### TASK TO COMPLETE
Return all lines of the data in which the string "text" occurs.

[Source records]
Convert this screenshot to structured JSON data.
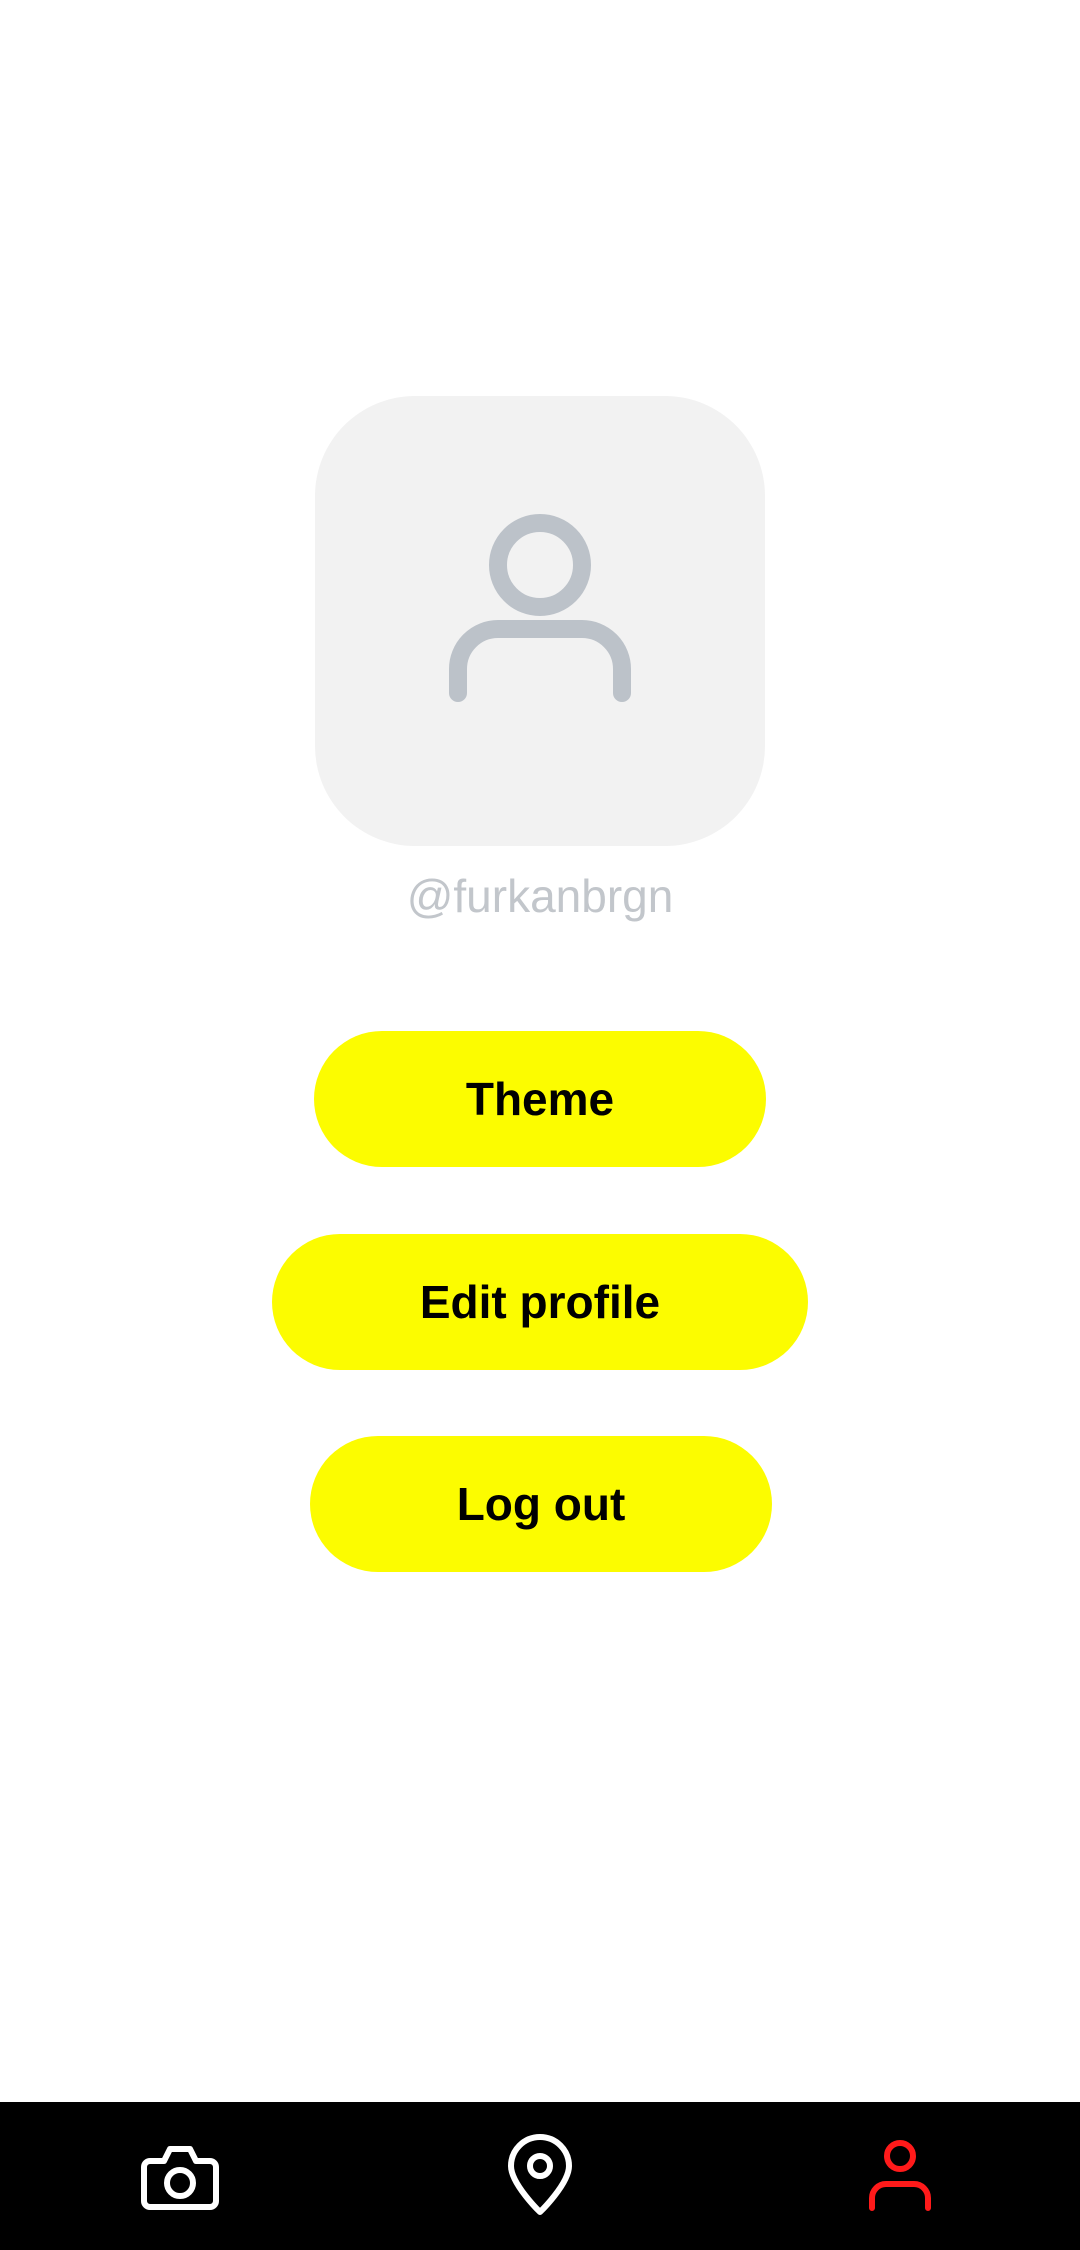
{
  "profile": {
    "username": "@furkanbrgn",
    "avatar_icon": "user-icon",
    "avatar_bg": "#f2f2f2",
    "avatar_icon_color": "#bcc2c9"
  },
  "actions": {
    "theme_label": "Theme",
    "edit_profile_label": "Edit profile",
    "logout_label": "Log out",
    "button_color": "#fcfc00"
  },
  "navbar": {
    "background": "#000000",
    "items": [
      {
        "name": "camera",
        "icon": "camera-icon",
        "color": "#ffffff",
        "active": false
      },
      {
        "name": "map",
        "icon": "map-pin-icon",
        "color": "#ffffff",
        "active": false
      },
      {
        "name": "profile",
        "icon": "user-icon",
        "color": "#ff1a1a",
        "active": true
      }
    ]
  }
}
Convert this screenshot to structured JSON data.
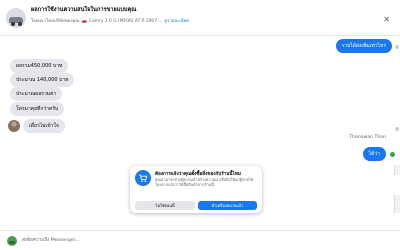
{
  "header": {
    "title": "ผลการใช้งานความสนใจในการขายแบบคุณ",
    "ad_label": "โฆษณาโดยบริษัทของคุณ",
    "vehicle": "Camry 2.0 G (MY06) AT ปี 2007...",
    "details_link": "ดูรายละเอียด",
    "close_icon": "✕"
  },
  "messages": [
    {
      "side": "out",
      "text": "รายได้ส่งเพิ่มเท่าไหร่"
    },
    {
      "side": "in",
      "text": "ผลรวม450,000 บาท"
    },
    {
      "side": "in",
      "text": "ประมาณ 140,000 บาท"
    },
    {
      "side": "in",
      "text": "ประมาณผลรวมค่า"
    },
    {
      "side": "in",
      "text": "โทรมาคุยทีกว่าครับ"
    },
    {
      "side": "in",
      "text": "เดี๋ยวไม่เข้าใจ"
    },
    {
      "side": "out",
      "text": "ได้ว่า",
      "sender": "Thanawan Thon"
    }
  ],
  "prompt": {
    "title": "ต้องการแจ้งว่าคุณตั้งซื้อสิ่งของกับร้านนี้ไหม",
    "body": "คุณสามารถช่วยผู้ขายแล้วสร้างความน่าเชื่อถือให้แก่ผู้ขายได้ โดยการแจ้งว่าได้ซื้อสินค้าจากร้านนี้",
    "secondary_button": "ไม่ใช่ตอนนี้",
    "primary_button": "ทำเครื่องหมายแล้ว"
  },
  "composer": {
    "placeholder": "ส่งข้อความถึง Messenger..."
  },
  "colors": {
    "accent": "#1877f2",
    "bubble_in": "#e4e6eb",
    "online": "#31a24c"
  }
}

### WRITTEN SOLUTION
      "text": "รายได้ส่งเพิ่มเท่าไหร่"
      "text": "ผลรวม450,000 บาท"
      "text": "ประมาณ 140,000 บาท"
      "text": "ประมาณผลรวมค่า"
      "text": "โทรมาคุยทีกว่าครับ"
      "text": "เดี๋ยวไม่เข้าใจ"
      "text": "ได้ว่า",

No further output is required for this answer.